A recent morning news story I came across suggested that fuel production at U.S. refineries might be lagging behind demand and driving up gasoline prices at the pump (spoiler: false). Of course, politics were also mentioned as a driving factor, and I felt it would be a good time to post a refresh on what actually makes up the prices we see at our local gas stations. The truth is never as newsworthy as the pundit class would hope.

What’s reflected in the price of a gallon of gas?

Quite a bit, but the raw materials (in this case crude oil) account for the biggest share of the final price consumers pay. The U.S. Energy Information Administration breaks down the price of a gallon of gasoline into component costs. As seen in the graph below, crude oil clearly represents the largest percentage of final fuel costs, while the refining sector contribution has often been the smallest and has been shrinking over time. Costs attributable to policy (federal, state, and local taxes, etc.) and marketing and distribution (pipeline transportation and fuel truck delivery) have been increasing, and in a number of states, fuel taxes went up again on July 1st of this year.
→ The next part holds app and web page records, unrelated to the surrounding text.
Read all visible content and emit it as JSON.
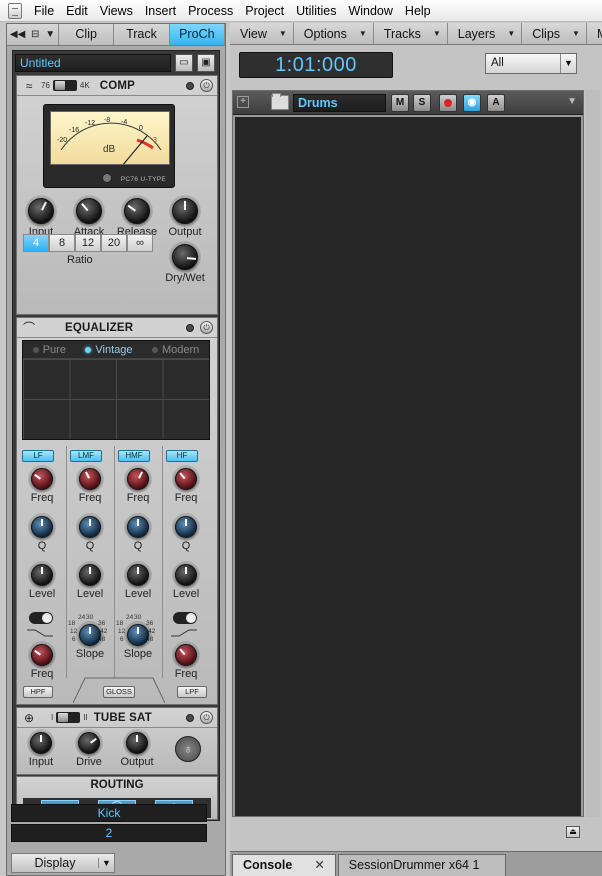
{
  "menu": [
    "File",
    "Edit",
    "Views",
    "Insert",
    "Process",
    "Project",
    "Utilities",
    "Window",
    "Help"
  ],
  "left_tabs": {
    "clip": "Clip",
    "track": "Track",
    "prochannel": "ProCh"
  },
  "preset": {
    "name": "Untitled"
  },
  "comp": {
    "title": "COMP",
    "mode_left": "76",
    "mode_right": "4K",
    "vu": {
      "scale": [
        "-20",
        "-16",
        "-12",
        "-8",
        "-4",
        "0",
        "3"
      ],
      "unit": "dB",
      "brand": "PC76 U-TYPE"
    },
    "knobs": [
      {
        "label": "Input",
        "value": 0.6
      },
      {
        "label": "Attack",
        "value": 0.35
      },
      {
        "label": "Release",
        "value": 0.3
      },
      {
        "label": "Output",
        "value": 0.5
      }
    ],
    "ratio": {
      "options": [
        "4",
        "8",
        "12",
        "20",
        "∞"
      ],
      "selected": "4",
      "label": "Ratio"
    },
    "drywet": {
      "label": "Dry/Wet",
      "value": 0.85
    }
  },
  "eq": {
    "title": "EQUALIZER",
    "modes": [
      {
        "label": "Pure",
        "active": false
      },
      {
        "label": "Vintage",
        "active": true
      },
      {
        "label": "Modern",
        "active": false
      }
    ],
    "bands": [
      {
        "name": "LF",
        "freq": 0.3,
        "q": 0.5,
        "level": 0.5
      },
      {
        "name": "LMF",
        "freq": 0.4,
        "q": 0.5,
        "level": 0.5
      },
      {
        "name": "HMF",
        "freq": 0.6,
        "q": 0.5,
        "level": 0.5
      },
      {
        "name": "HF",
        "freq": 0.35,
        "q": 0.5,
        "level": 0.5
      }
    ],
    "labels": {
      "freq": "Freq",
      "q": "Q",
      "level": "Level",
      "slope": "Slope"
    },
    "slope_scale": {
      "left": [
        "18",
        "12",
        "6"
      ],
      "top": [
        "24",
        "30"
      ],
      "right": [
        "36",
        "42",
        "48"
      ]
    },
    "buttons": {
      "hpf": "HPF",
      "gloss": "GLOSS",
      "lpf": "LPF"
    }
  },
  "tubesat": {
    "title": "TUBE SAT",
    "mode_left": "I",
    "mode_right": "II",
    "knobs": [
      {
        "label": "Input",
        "value": 0.5
      },
      {
        "label": "Drive",
        "value": 0.7
      },
      {
        "label": "Output",
        "value": 0.5
      }
    ]
  },
  "routing": {
    "title": "ROUTING"
  },
  "channel": {
    "name": "Kick",
    "number": "2"
  },
  "display": {
    "label": "Display"
  },
  "toolbar": [
    "View",
    "Options",
    "Tracks",
    "Layers",
    "Clips",
    "MI"
  ],
  "time": "1:01:000",
  "filter": {
    "value": "All"
  },
  "track": {
    "name": "Drums",
    "buttons": [
      "M",
      "S",
      "A"
    ]
  },
  "bottom_tabs": {
    "console": "Console",
    "close": "✕",
    "drummer": "SessionDrummer x64 1"
  },
  "colors": {
    "accent": "#5ec8ff",
    "panel": "#3a3a3a"
  }
}
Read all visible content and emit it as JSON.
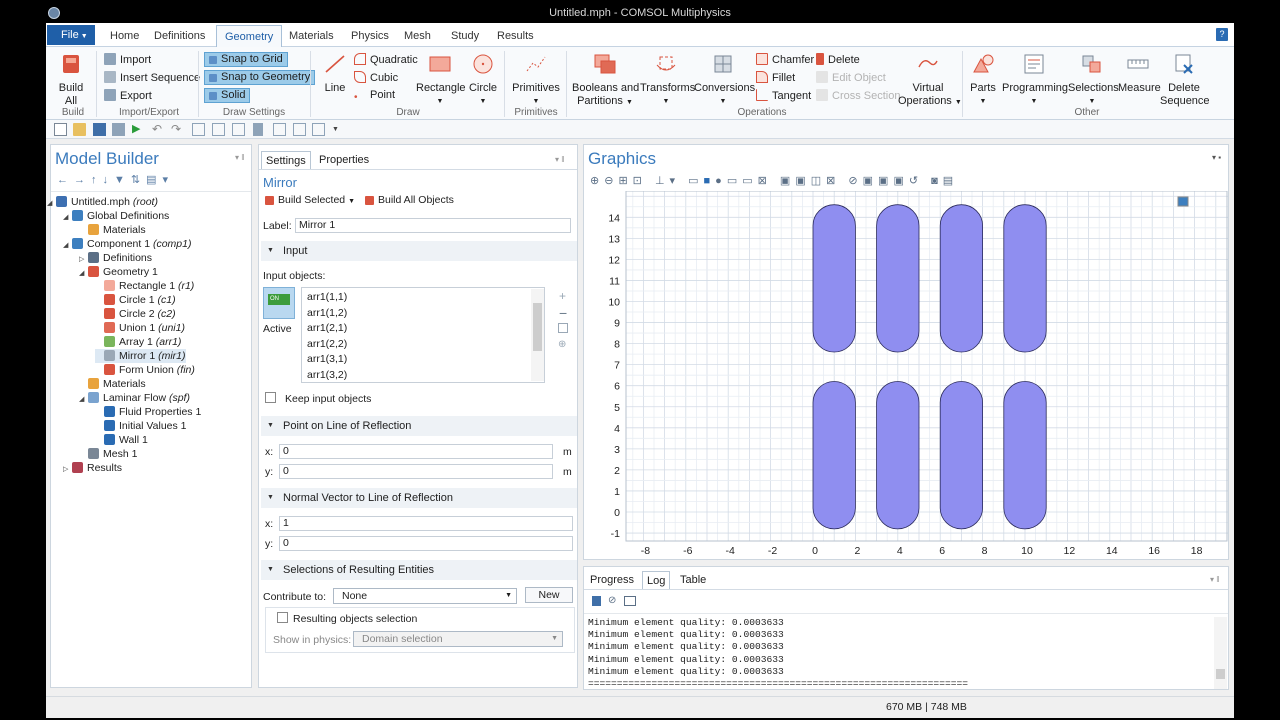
{
  "window": {
    "title": "Untitled.mph - COMSOL Multiphysics"
  },
  "menu": {
    "file_label": "File",
    "tabs": [
      "Home",
      "Definitions",
      "Geometry",
      "Materials",
      "Physics",
      "Mesh",
      "Study",
      "Results"
    ],
    "active_tab": "Geometry",
    "help": "?"
  },
  "ribbon": {
    "build": {
      "big": "Build\nAll",
      "line1": "Build",
      "line2": "All",
      "group": "Build"
    },
    "import_export": {
      "items": [
        "Import",
        "Insert Sequence",
        "Export"
      ],
      "group": "Import/Export"
    },
    "draw_settings": {
      "items": [
        "Snap to Grid",
        "Snap to Geometry",
        "Solid"
      ],
      "group": "Draw Settings"
    },
    "draw": {
      "line": "Line",
      "quadratic": "Quadratic",
      "cubic": "Cubic",
      "point": "Point",
      "rectangle": "Rectangle",
      "circle": "Circle",
      "group": "Draw"
    },
    "primitives": {
      "label": "Primitives",
      "group": "Primitives"
    },
    "operations": {
      "booleans_line1": "Booleans and",
      "booleans_line2": "Partitions",
      "transforms": "Transforms",
      "conversions": "Conversions",
      "chamfer": "Chamfer",
      "fillet": "Fillet",
      "tangent": "Tangent",
      "delete": "Delete",
      "edit_object": "Edit Object",
      "cross_section": "Cross Section",
      "virtual_line1": "Virtual",
      "virtual_line2": "Operations",
      "group": "Operations"
    },
    "other": {
      "parts": "Parts",
      "programming": "Programming",
      "selections": "Selections",
      "measure": "Measure",
      "delete_seq_line1": "Delete",
      "delete_seq_line2": "Sequence",
      "group": "Other"
    }
  },
  "model_builder": {
    "title": "Model Builder",
    "tree": [
      {
        "label": "Untitled.mph",
        "tag": "(root)"
      },
      {
        "label": "Global Definitions",
        "tag": ""
      },
      {
        "label": "Materials",
        "tag": ""
      },
      {
        "label": "Component 1",
        "tag": "(comp1)"
      },
      {
        "label": "Definitions",
        "tag": ""
      },
      {
        "label": "Geometry 1",
        "tag": ""
      },
      {
        "label": "Rectangle 1",
        "tag": "(r1)"
      },
      {
        "label": "Circle 1",
        "tag": "(c1)"
      },
      {
        "label": "Circle 2",
        "tag": "(c2)"
      },
      {
        "label": "Union 1",
        "tag": "(uni1)"
      },
      {
        "label": "Array 1",
        "tag": "(arr1)"
      },
      {
        "label": "Mirror 1",
        "tag": "(mir1)"
      },
      {
        "label": "Form Union",
        "tag": "(fin)"
      },
      {
        "label": "Materials",
        "tag": ""
      },
      {
        "label": "Laminar Flow",
        "tag": "(spf)"
      },
      {
        "label": "Fluid Properties 1",
        "tag": ""
      },
      {
        "label": "Initial Values 1",
        "tag": ""
      },
      {
        "label": "Wall 1",
        "tag": ""
      },
      {
        "label": "Mesh 1",
        "tag": ""
      },
      {
        "label": "Results",
        "tag": ""
      }
    ]
  },
  "settings": {
    "tabs": [
      "Settings",
      "Properties"
    ],
    "node_title": "Mirror",
    "build_selected": "Build Selected",
    "build_all": "Build All Objects",
    "label_caption": "Label:",
    "label_value": "Mirror 1",
    "input_section": "Input",
    "input_objects_caption": "Input objects:",
    "active_toggle": "ON",
    "active_label": "Active",
    "input_objects": [
      "arr1(1,1)",
      "arr1(1,2)",
      "arr1(2,1)",
      "arr1(2,2)",
      "arr1(3,1)",
      "arr1(3,2)"
    ],
    "keep_input": "Keep input objects",
    "point_section": "Point on Line of Reflection",
    "point_x_label": "x:",
    "point_x": "0",
    "point_y_label": "y:",
    "point_y": "0",
    "unit": "m",
    "normal_section": "Normal Vector to Line of Reflection",
    "normal_x_label": "x:",
    "normal_x": "1",
    "normal_y_label": "y:",
    "normal_y": "0",
    "selections_section": "Selections of Resulting Entities",
    "contribute_label": "Contribute to:",
    "contribute_value": "None",
    "new_button": "New",
    "resulting_objects": "Resulting objects selection",
    "show_in_physics": "Show in physics:",
    "show_in_physics_value": "Domain selection"
  },
  "graphics": {
    "title": "Graphics",
    "x_ticks": [
      "-8",
      "-6",
      "-4",
      "-2",
      "0",
      "2",
      "4",
      "6",
      "8",
      "10",
      "12",
      "14",
      "16",
      "18"
    ],
    "y_ticks": [
      "-1",
      "0",
      "1",
      "2",
      "3",
      "4",
      "5",
      "6",
      "7",
      "8",
      "9",
      "10",
      "11",
      "12",
      "13",
      "14"
    ],
    "shape_color": "#8f8ef0",
    "shapes": [
      {
        "cx": 1,
        "y_bottom": 7.6,
        "y_top": 14.6
      },
      {
        "cx": 4,
        "y_bottom": 7.6,
        "y_top": 14.6
      },
      {
        "cx": 7,
        "y_bottom": 7.6,
        "y_top": 14.6
      },
      {
        "cx": 10,
        "y_bottom": 7.6,
        "y_top": 14.6
      },
      {
        "cx": 1,
        "y_bottom": -0.8,
        "y_top": 6.2
      },
      {
        "cx": 4,
        "y_bottom": -0.8,
        "y_top": 6.2
      },
      {
        "cx": 7,
        "y_bottom": -0.8,
        "y_top": 6.2
      },
      {
        "cx": 10,
        "y_bottom": -0.8,
        "y_top": 6.2
      }
    ],
    "shape_radius": 1
  },
  "log": {
    "tabs": [
      "Progress",
      "Log",
      "Table"
    ],
    "active": "Log",
    "lines": [
      "Minimum element quality: 0.0003633",
      "Minimum element quality: 0.0003633",
      "Minimum element quality: 0.0003633",
      "Minimum element quality: 0.0003633",
      "Minimum element quality: 0.0003633",
      "=================================================================="
    ]
  },
  "status": {
    "memory": "670 MB | 748 MB"
  }
}
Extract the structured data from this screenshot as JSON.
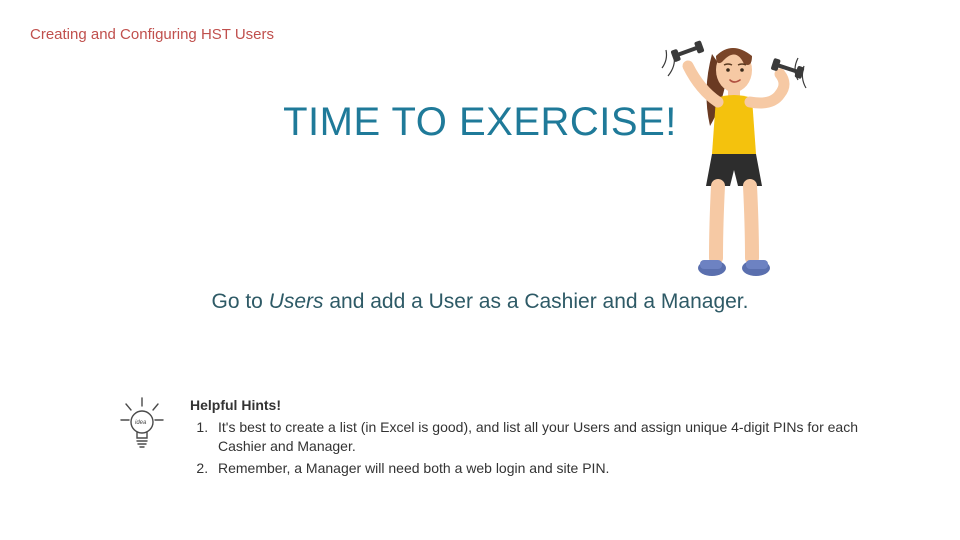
{
  "breadcrumb": "Creating  and Configuring HST Users",
  "title": "TIME TO EXERCISE!",
  "instruction": {
    "lead": "Go to ",
    "emphasis": "Users",
    "tail": " and add a User as a Cashier and a Manager."
  },
  "hints": {
    "heading": "Helpful Hints!",
    "items": [
      "It's best to create a list (in Excel is good), and list all your Users and assign unique 4-digit PINs for each Cashier and Manager.",
      "Remember, a Manager will need both a web login and site PIN."
    ]
  },
  "icons": {
    "bulb": "idea-bulb-icon",
    "figure": "woman-exercising-icon"
  }
}
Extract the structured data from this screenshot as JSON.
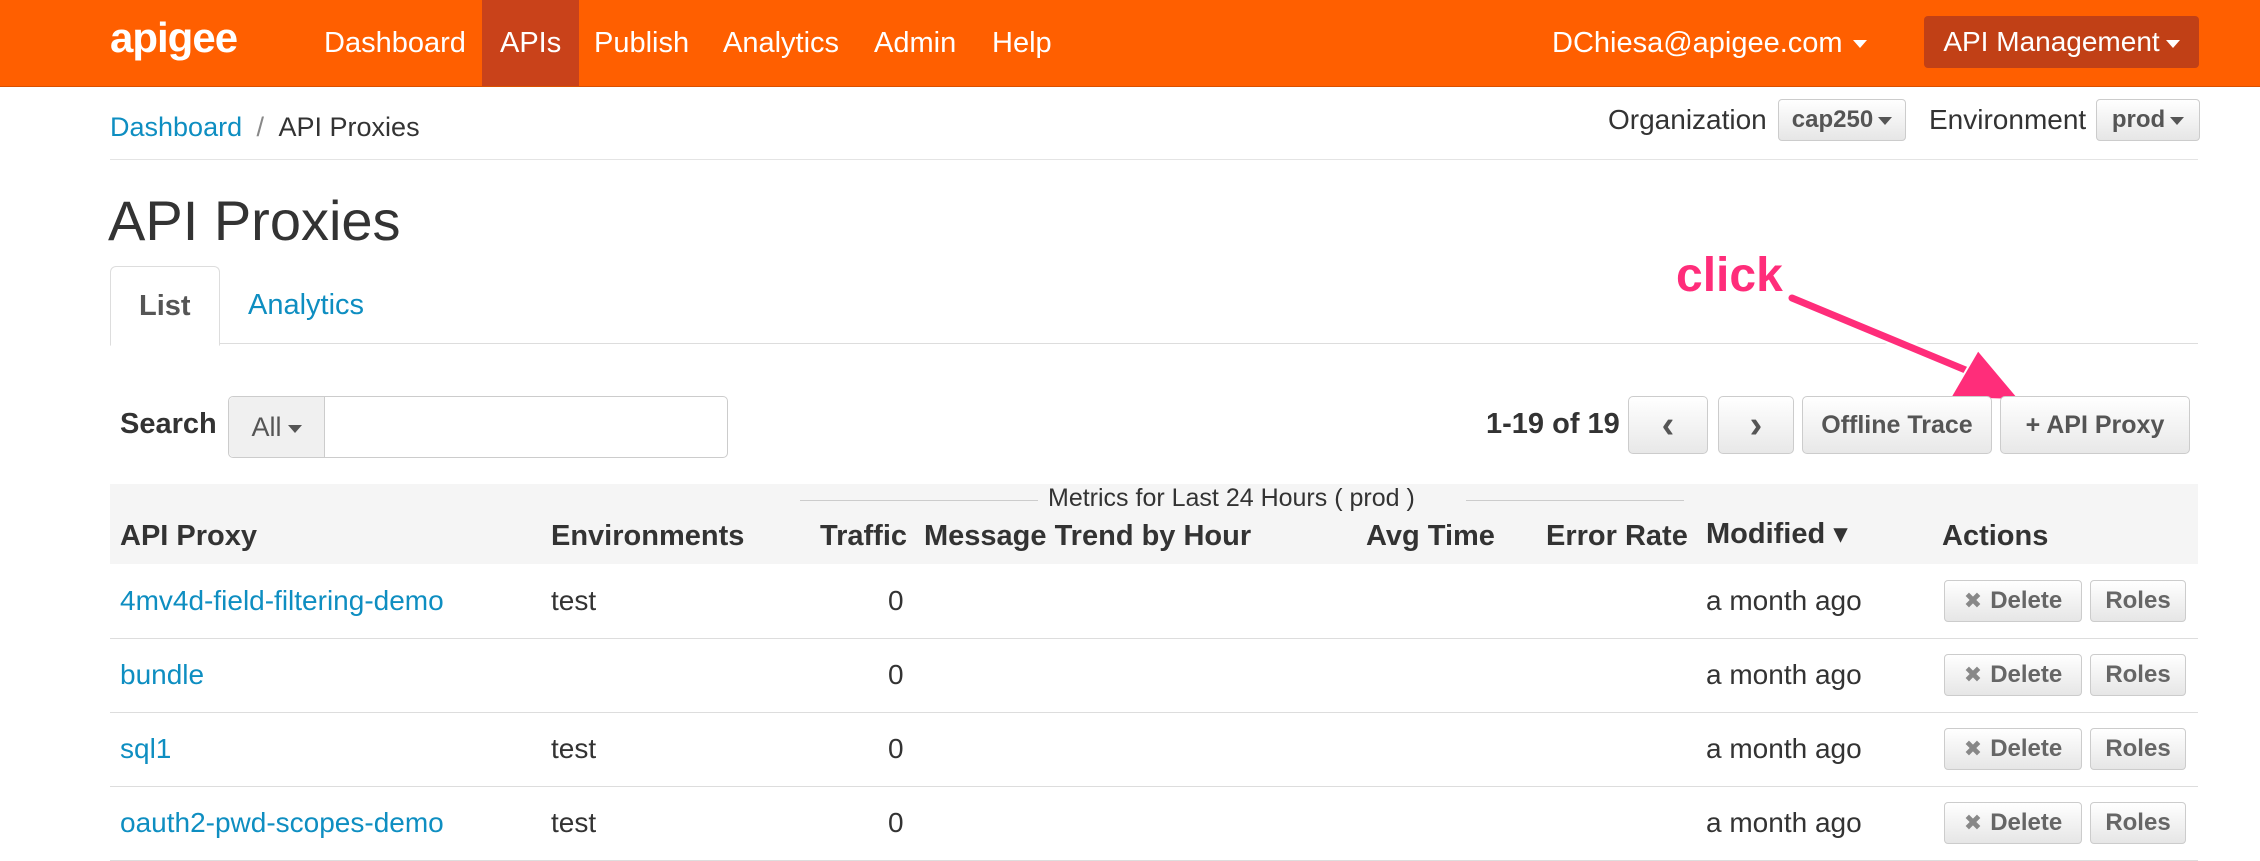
{
  "topnav": {
    "logo": "apigee",
    "items": [
      "Dashboard",
      "APIs",
      "Publish",
      "Analytics",
      "Admin",
      "Help"
    ],
    "active_index": 1,
    "user": "DChiesa@apigee.com",
    "api_management": "API Management"
  },
  "breadcrumb": {
    "root": "Dashboard",
    "separator": "/",
    "current": "API Proxies"
  },
  "selectors": {
    "org_label": "Organization",
    "org_value": "cap250",
    "env_label": "Environment",
    "env_value": "prod"
  },
  "page": {
    "title": "API Proxies"
  },
  "tabs": [
    "List",
    "Analytics"
  ],
  "search": {
    "label": "Search",
    "scope": "All",
    "value": ""
  },
  "pager": {
    "text": "1-19 of 19",
    "prev": "‹",
    "next": "›"
  },
  "buttons": {
    "offline_trace": "Offline Trace",
    "add_proxy": "+ API Proxy"
  },
  "annotation": "click",
  "table": {
    "metrics_caption": "Metrics for Last 24 Hours (   prod   )",
    "headers": {
      "proxy": "API Proxy",
      "environments": "Environments",
      "traffic": "Traffic",
      "trend": "Message Trend by Hour",
      "avg_time": "Avg Time",
      "error_rate": "Error Rate",
      "modified": "Modified ▾",
      "actions": "Actions"
    },
    "rows": [
      {
        "name": "4mv4d-field-filtering-demo",
        "env": "test",
        "traffic": "0",
        "modified": "a month ago"
      },
      {
        "name": "bundle",
        "env": "",
        "traffic": "0",
        "modified": "a month ago"
      },
      {
        "name": "sql1",
        "env": "test",
        "traffic": "0",
        "modified": "a month ago"
      },
      {
        "name": "oauth2-pwd-scopes-demo",
        "env": "test",
        "traffic": "0",
        "modified": "a month ago"
      }
    ],
    "delete_label": "Delete",
    "roles_label": "Roles"
  },
  "colors": {
    "brand_orange": "#ff5f00",
    "active_nav": "#c9421a",
    "link_blue": "#0e8ec1",
    "annotation_pink": "#ff2d7a"
  }
}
Percentage components of the retail cost of gasoline.

Are U.S. refineries keeping pace?

Yes. Refineries are not the story when it comes to gasoline prices. U.S. refinery crude inputs averaged 16.3 million barrels per day for the week ending June 11, 2021, the highest level since February 2020. Compared to May 2021, U.S. refineries are processing one million more barrels of crude oil daily.

From all this crude, American refineries and blenders produced:

  • 9.9 million barrels of gasoline daily—well in excess of the 9.1 million barrels consumed by American drivers. Gasoline stocks are up, and exports have returned to pre-pandemic levels.
  • 5 million barrels per day of distillate, up from the 4.5-4.6 million barrels per day typical of the past several months. With exports up and U.S. distillate demand averaging about 4 million barrels per day, the supply side for distillate, like gasoline, is bigger.

Bottom line: The data makes it clear that U.S. refineries are not struggling to keep pace. In fact, we have more than enough gasoline and diesel to satisfy the American market.

If not a supply story, what’s driving prices and shortages at the pump?

On the first point, crude oil, as we covered above, is the #1 contributor to prices paid at the pump. When crude prices are down, that that tends to have an impact on prices at the pump. The converse is true as well (see below). Crude oil prices declined in 2020 as pandemic related lockdowns dramatically reduced how much we all drove, and as a result, demand for crude oil and transportation fuels. But more recently, as economies have reopened, demand for transportation fuels has increased and crude oil prices have moved higher.

Changes in the components of retail gasoline costs..

As both images clearly illustrate, the effect of marketing and distribution on final retail costs has been increasing. Within this space there are some challenges, one of which the National Association of Convenience Stores summed in a recent blog titled There’s Gasoline Aplenty But a Paucity of Tanker Drivers.

Plainly put, there’s a shrinking workforce of tank truck drivers, a problem that got worse over the course of COVID-19 shutdowns. Now that economies are opening back up and fuel consumption is returning to pre-pandemic levels, and surging around the July 4 holiday, there aren’t enough people to deliver gasoline and diesel to the stations where it’s needed.

So, the challenge is not that there isn’t enough gasoline and diesel, it’s that the energy distribution system has some kinks making it hard to get fuel to retailers. Addressing those challenges is not as simple as just recruiting new drivers to the fleet. The jobs are great, pay well, and provide a lot of flexibility, but they require extensive training and qualification. It takes time to rebuild that workforce. Consider recommending it to people you know who are on the job hunt or looking to make a change.

Moral of the story

The price at the pump is always a function of the price of crude oil, and the refining sector does not set crude oil prices. Our focus is always on supplying the U.S. and global markets with critical refined products as efficiently as possible. U.S. refinery crude inputs have remained at higher levels over the last several weeks as have U.S. refinery utilization rates and that tells the story.